Stored data
◆ ◆ ◆ ◆ ◆

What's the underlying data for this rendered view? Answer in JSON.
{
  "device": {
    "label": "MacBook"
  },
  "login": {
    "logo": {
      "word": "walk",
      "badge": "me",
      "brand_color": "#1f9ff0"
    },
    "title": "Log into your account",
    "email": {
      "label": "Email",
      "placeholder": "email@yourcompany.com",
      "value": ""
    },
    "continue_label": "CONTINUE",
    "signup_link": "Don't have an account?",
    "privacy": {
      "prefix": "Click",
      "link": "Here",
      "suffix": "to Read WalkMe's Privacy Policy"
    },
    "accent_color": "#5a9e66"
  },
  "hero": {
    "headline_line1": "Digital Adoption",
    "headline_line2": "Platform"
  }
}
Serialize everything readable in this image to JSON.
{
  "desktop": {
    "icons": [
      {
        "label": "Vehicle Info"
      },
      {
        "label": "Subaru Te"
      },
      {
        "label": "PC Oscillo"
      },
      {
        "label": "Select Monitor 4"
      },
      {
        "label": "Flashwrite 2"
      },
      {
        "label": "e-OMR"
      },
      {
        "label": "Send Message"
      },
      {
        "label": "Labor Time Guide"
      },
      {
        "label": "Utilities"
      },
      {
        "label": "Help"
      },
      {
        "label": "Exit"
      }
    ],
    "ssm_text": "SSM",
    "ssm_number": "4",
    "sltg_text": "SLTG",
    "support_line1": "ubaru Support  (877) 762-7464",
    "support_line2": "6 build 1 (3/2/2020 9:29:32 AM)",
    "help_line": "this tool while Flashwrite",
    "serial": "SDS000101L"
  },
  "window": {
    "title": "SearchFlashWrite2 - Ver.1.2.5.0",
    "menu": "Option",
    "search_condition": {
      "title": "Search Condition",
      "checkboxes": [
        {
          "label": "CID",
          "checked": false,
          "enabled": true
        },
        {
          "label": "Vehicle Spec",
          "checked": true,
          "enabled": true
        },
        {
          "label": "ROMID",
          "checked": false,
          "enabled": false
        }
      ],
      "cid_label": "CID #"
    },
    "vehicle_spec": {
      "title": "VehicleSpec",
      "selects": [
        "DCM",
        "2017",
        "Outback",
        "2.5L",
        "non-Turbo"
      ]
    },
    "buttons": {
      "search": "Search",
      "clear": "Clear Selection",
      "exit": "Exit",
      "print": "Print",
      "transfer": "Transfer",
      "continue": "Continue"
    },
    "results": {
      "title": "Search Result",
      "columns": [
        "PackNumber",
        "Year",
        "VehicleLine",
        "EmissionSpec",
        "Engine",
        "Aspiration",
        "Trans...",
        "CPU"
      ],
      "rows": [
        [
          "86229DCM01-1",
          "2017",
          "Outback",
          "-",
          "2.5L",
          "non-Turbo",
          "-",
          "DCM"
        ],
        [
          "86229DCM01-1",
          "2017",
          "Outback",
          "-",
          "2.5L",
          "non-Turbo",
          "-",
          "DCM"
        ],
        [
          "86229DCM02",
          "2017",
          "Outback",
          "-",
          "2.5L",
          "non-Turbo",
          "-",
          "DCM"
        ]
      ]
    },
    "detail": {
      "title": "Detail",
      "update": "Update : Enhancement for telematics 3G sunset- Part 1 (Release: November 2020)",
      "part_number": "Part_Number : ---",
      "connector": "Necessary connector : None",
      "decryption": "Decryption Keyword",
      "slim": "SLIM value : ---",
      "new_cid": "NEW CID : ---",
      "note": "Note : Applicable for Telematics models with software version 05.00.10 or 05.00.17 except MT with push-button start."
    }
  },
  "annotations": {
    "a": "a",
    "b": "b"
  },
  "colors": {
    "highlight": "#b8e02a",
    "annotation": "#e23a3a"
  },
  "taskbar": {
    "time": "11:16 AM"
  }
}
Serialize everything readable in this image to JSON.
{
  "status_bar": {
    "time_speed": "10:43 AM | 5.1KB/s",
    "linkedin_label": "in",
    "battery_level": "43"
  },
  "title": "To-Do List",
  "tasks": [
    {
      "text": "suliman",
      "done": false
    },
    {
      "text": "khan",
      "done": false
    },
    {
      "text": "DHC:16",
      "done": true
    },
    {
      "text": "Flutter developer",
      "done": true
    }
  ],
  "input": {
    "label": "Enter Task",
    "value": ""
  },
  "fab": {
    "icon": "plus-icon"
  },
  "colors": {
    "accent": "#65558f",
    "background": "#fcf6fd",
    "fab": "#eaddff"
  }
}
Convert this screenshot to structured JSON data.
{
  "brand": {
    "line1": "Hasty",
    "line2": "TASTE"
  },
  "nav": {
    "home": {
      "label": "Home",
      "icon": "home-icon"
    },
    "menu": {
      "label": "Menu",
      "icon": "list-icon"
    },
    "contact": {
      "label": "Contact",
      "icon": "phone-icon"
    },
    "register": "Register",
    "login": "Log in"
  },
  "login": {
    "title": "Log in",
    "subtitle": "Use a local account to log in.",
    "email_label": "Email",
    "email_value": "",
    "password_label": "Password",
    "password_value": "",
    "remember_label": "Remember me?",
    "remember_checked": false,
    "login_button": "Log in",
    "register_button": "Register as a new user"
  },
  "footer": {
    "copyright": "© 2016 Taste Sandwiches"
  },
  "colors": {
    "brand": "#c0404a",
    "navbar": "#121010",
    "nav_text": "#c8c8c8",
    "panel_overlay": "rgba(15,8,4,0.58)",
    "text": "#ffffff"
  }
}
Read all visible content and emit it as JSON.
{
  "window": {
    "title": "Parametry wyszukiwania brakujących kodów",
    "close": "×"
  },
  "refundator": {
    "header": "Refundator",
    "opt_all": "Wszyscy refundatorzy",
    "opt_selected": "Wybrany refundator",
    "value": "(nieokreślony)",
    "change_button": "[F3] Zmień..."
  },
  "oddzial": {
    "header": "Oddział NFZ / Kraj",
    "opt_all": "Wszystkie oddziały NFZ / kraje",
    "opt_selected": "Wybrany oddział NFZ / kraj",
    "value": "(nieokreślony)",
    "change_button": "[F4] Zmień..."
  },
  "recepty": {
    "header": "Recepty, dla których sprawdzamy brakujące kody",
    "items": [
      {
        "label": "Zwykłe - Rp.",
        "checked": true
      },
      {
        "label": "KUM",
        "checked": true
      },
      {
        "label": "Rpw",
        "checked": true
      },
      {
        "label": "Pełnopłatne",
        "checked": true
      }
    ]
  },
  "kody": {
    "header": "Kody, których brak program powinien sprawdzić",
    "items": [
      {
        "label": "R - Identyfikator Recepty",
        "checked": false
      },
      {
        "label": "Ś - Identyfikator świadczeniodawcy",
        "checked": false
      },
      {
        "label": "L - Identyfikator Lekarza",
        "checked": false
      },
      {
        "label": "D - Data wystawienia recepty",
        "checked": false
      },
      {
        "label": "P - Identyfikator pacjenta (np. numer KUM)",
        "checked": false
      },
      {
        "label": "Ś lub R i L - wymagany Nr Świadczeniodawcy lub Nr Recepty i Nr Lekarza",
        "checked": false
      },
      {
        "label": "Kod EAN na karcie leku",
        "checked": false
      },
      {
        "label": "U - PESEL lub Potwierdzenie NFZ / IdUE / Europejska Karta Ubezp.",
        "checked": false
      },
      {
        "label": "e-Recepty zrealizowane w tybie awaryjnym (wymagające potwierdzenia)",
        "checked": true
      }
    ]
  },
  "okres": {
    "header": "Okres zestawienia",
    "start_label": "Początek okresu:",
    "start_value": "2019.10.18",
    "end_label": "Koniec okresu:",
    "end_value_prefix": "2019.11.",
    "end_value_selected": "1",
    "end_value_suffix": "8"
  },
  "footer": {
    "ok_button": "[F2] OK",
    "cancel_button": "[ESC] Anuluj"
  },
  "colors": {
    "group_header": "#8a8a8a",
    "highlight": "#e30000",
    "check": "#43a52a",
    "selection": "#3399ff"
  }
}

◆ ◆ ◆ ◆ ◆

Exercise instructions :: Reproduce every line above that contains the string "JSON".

Reply ::
What's the underlying data for this rendered view? Answer in JSON.
Serialize everything readable in this image to JSON.
Serialize everything readable in this image to JSON.
Convert this screenshot to structured JSON data.
Read all visible content and emit it as JSON.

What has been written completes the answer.